[INPUT Boundary: Start]

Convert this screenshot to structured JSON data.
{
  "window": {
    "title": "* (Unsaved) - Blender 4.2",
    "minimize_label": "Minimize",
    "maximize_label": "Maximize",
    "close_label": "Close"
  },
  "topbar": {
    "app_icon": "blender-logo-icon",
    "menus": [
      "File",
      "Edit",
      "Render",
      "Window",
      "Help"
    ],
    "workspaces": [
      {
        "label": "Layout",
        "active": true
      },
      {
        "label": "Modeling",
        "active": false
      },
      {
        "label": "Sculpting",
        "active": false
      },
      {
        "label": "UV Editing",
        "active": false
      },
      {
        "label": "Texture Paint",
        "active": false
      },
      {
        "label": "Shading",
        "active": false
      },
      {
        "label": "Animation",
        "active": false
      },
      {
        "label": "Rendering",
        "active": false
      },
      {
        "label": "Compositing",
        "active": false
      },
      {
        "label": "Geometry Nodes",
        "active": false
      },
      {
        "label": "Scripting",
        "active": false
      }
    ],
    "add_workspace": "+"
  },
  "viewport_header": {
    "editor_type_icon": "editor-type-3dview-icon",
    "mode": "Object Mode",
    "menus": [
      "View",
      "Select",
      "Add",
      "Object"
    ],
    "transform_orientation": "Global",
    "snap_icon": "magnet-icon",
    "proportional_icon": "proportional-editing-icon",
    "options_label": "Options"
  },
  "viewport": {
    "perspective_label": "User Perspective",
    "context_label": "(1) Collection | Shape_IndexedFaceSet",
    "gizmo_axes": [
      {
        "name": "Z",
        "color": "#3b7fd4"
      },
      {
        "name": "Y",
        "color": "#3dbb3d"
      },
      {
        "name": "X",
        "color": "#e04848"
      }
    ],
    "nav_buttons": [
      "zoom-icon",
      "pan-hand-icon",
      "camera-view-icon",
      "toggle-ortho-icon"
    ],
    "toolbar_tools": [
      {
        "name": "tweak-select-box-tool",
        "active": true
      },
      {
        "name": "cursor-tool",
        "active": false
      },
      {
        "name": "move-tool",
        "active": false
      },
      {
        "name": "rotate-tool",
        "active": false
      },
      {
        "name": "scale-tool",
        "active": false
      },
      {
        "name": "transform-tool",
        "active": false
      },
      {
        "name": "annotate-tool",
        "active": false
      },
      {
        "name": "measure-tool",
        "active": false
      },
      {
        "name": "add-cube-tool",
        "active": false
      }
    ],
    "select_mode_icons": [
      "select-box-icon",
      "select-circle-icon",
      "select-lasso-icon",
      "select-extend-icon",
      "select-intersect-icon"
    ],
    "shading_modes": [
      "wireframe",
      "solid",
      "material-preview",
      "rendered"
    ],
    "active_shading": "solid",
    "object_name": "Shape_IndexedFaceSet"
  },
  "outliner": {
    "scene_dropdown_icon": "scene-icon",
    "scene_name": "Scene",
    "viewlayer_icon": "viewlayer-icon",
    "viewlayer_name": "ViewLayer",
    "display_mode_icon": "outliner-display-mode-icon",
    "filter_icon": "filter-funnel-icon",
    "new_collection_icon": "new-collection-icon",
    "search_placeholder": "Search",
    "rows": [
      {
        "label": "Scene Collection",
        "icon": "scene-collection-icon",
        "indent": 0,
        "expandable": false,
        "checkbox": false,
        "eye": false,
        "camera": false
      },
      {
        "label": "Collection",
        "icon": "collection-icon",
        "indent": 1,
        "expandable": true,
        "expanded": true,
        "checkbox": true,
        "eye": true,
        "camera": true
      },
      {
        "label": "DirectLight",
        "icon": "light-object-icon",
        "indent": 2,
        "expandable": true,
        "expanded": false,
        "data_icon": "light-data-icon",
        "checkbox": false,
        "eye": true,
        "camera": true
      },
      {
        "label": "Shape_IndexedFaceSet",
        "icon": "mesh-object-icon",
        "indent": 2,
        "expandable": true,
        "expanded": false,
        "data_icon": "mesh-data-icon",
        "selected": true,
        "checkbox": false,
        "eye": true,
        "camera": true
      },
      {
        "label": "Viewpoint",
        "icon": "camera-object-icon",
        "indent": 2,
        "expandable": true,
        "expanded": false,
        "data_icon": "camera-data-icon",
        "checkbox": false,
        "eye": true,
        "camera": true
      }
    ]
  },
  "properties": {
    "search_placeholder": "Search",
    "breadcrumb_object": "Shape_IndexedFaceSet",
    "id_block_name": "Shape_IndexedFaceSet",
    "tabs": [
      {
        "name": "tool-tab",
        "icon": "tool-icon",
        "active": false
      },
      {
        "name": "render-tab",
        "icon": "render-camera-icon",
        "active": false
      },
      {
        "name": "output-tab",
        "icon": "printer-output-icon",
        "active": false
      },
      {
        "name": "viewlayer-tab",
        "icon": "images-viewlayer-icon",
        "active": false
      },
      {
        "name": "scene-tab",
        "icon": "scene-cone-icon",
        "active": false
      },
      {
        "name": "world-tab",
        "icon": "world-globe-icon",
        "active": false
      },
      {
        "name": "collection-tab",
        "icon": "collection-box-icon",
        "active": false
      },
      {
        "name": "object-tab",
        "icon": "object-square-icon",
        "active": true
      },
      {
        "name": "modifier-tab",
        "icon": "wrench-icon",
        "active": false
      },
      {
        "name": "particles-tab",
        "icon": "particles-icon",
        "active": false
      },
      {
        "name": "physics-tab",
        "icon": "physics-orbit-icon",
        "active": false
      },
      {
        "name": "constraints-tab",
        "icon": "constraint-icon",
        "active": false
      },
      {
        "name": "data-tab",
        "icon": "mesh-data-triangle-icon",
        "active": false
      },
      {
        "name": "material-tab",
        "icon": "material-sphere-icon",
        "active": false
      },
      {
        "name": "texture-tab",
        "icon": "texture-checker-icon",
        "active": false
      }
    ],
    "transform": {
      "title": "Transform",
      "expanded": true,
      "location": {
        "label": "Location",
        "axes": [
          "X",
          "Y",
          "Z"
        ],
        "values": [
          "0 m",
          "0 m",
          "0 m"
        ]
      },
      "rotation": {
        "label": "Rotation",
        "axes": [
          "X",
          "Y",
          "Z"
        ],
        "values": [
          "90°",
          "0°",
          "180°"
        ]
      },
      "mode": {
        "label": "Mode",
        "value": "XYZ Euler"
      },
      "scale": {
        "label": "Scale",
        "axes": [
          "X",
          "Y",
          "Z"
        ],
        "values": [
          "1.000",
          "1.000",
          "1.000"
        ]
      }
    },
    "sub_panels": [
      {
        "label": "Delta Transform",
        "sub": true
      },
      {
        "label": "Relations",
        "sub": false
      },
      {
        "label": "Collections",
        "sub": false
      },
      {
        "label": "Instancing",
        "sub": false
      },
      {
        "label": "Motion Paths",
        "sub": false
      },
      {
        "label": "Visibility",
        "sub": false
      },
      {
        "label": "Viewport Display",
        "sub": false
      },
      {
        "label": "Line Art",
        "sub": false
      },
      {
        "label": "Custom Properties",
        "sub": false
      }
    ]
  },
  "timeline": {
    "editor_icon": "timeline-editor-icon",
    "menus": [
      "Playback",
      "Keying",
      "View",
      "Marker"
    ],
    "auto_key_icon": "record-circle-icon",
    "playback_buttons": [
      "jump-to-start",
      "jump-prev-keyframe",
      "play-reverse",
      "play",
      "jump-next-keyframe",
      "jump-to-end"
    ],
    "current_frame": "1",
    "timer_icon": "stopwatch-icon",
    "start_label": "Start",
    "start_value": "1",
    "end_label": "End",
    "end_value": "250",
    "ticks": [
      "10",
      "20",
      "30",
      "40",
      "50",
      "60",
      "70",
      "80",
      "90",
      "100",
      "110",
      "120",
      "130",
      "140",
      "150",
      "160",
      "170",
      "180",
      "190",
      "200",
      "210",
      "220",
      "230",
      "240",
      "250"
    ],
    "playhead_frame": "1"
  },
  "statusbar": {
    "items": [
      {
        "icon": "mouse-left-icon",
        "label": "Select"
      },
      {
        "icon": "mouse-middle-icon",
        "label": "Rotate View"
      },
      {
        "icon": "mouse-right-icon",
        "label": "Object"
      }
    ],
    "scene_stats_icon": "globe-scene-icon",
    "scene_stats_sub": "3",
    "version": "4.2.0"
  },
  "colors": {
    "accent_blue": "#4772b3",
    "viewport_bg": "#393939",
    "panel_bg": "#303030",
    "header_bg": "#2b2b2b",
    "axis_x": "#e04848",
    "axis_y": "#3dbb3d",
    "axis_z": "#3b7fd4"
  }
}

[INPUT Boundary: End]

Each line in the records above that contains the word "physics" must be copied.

        "name": "physics-tab",
        "icon": "physics-orbit-icon",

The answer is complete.